Somewhat related to the humility is consideration of the value of our contributions.  We live in a world that is driven by money.  Or if not money, at least the accumulation of some currency that can be used to acquire the necessities of life.  In saying that I am not necessarily referring to the accumulation of wealth.  Unfortunately, sustaining a flow of some type of trade-able currency is necessary to sustaining a flow of food, clothing, shelter, and other basic needs of life.  One might argue over how much is enough, but the need cannot be denied.  The accumulation of knowledge and the process of discovery and invention has been one of the ways that our culture has evolved to create that currency.  In order to guarantee the ongoing flow of that currency, there are advantages to being first and legal protections have been created for those who are first.  It takes a great deal of tolerance for sacrifice to give away that culturally evolved currency.  It is my observation that most of those who are proponents of openness are also in positions of relative security when it comes to the flow of currency.  They are in relatively safe in their positions funded by governments, enjoy the benefits of tenure, or are already independently wealthy (at least to the extent that they feel the need).  I wonder how their zeal for openness might be tempered if they were in a position earlier in their career or profession?

In making the last observation I do not mean to imply that the security of tenure, independent wealth, or nature of employment are the reasons for espousing the benefits of openness.  I also do not mean to imply that this conversation is about greed and wealth.  The motivations are varied and most who desire openness, particularly where it comes to education and revealing knowledge, are genuinely interested in expanding the opportunities of learning to everyone, without regard for their ability to pay. 
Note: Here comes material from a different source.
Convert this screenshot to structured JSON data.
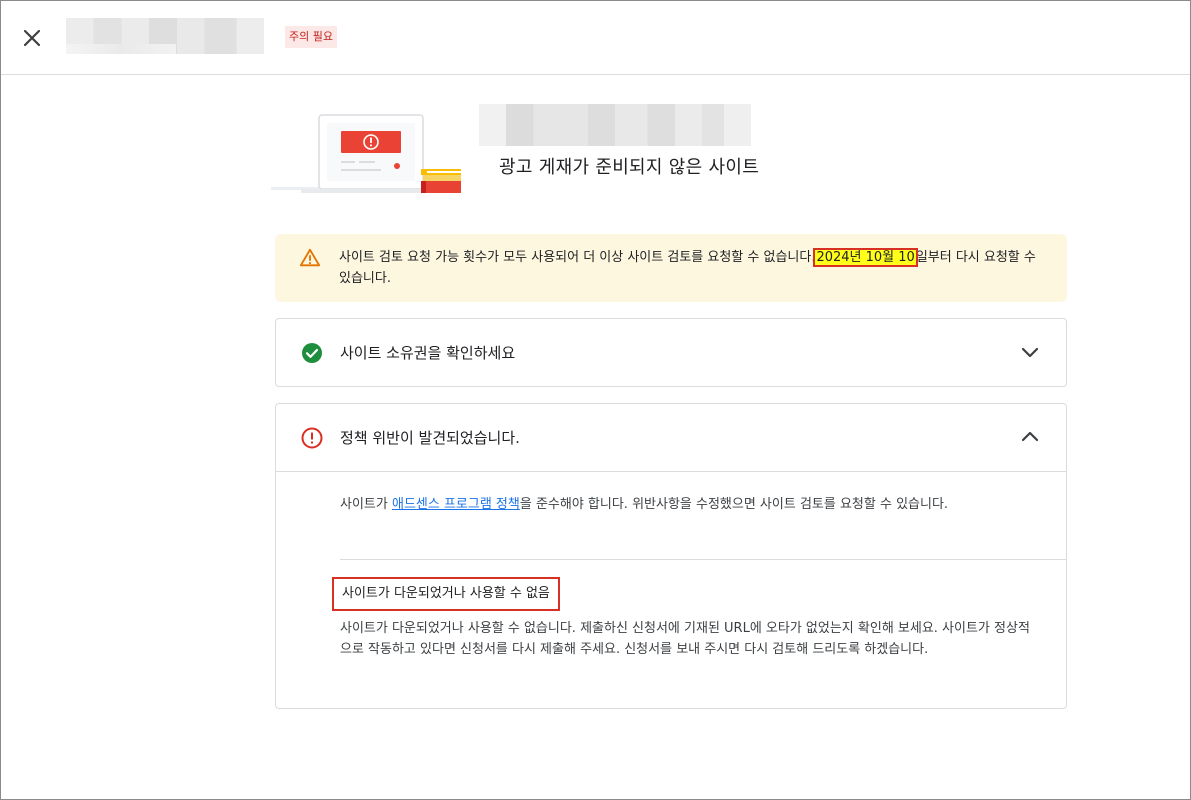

But openness has to deal with these cultural evolutions related to currency and protection of invention as it moves forward.  There needs to be adequate consideration of the sense of personal security that researchers and discoverers must wrestle with, particularly when out society rewards original research, discovery, and entrepreneurial in academia and business.  I think we all need to be mindful of the issue that arose when Stallman began to drive people away by his approach to those struggling with open software in the early years of GNU.  Sometimes our zeal can create a sense of judging the poor motives of others that cause them to misunderstand the benefits of openness and result in a hardening against it.  That is no way to help others overcome the societal insecurity when a valuable asset is created or discovered by them and then freely given away.  Whether this is right or not is not the issue.  The issue is that there is an issue.  And we must deal with these cultural and personal motivations and rewards for openness to be accepted as the standard way of generating and sharing knowledge.


  1. "Openness has to deal with these cultural evolutions related to currency and protection of invention as it moves forward." I couldn't agree more.

    I think that your earlier observations is also critically important, but I think you might be looking at the relation backward:

    "It is my observation that most of those who are proponents of openness are also in positions of relative security when it comes to the flow of currency. They are in relatively safe in their positions funded by governments, enjoy the benefits of tenure, or are already independently wealthy."

    I think that once one reaches a state of modest security it becomes a moral obligation for them to become more open, working to lift and bless the lives of others, doing what they can to help them achieve similar security. I am a firm believer that one of the primary reasons God blesses us with security is to enable us to be more useful to our brothers and sisters, and I think there is a specific application here.

    1. David,

      I agree that there is an element of cart and horse or chicken or egg here. The fact is that there are those who still monetize knowledge and see some threat towards sharing until they have reached a reasonable point of exploitation. Once they have seen the fruits of their labors in discovery, they are perfectly fine with setting another place at the table.